Extracted data entries:
━━━━━━━━━━
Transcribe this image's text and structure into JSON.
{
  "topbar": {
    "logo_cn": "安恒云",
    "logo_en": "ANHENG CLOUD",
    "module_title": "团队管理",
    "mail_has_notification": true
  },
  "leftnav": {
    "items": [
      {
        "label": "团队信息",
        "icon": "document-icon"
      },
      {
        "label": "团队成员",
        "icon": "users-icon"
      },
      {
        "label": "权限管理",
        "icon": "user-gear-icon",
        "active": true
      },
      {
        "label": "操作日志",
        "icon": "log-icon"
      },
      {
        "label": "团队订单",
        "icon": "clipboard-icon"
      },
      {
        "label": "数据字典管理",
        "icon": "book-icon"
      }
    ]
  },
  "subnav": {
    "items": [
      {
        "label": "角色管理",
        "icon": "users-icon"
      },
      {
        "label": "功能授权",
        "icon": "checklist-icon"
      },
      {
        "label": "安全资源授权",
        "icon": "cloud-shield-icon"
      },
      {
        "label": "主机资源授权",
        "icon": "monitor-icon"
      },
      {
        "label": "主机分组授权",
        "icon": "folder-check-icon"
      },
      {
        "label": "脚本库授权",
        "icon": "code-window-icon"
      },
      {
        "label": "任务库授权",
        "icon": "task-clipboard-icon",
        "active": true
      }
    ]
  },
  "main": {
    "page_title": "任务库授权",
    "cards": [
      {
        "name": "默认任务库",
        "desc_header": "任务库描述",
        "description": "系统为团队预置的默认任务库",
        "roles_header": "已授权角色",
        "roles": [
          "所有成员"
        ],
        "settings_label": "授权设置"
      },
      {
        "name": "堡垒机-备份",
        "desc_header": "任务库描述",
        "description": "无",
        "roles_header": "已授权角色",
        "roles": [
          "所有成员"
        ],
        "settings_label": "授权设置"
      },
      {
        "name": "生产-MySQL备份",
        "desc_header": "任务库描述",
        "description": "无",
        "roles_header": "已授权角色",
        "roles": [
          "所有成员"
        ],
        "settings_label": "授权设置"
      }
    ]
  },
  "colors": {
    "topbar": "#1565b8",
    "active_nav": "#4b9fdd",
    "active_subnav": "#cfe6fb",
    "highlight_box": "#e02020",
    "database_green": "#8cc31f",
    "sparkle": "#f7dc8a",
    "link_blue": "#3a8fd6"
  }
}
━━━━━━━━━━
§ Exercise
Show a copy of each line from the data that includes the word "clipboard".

§ Written response
        "icon": "clipboard-icon"
        "icon": "task-clipboard-icon",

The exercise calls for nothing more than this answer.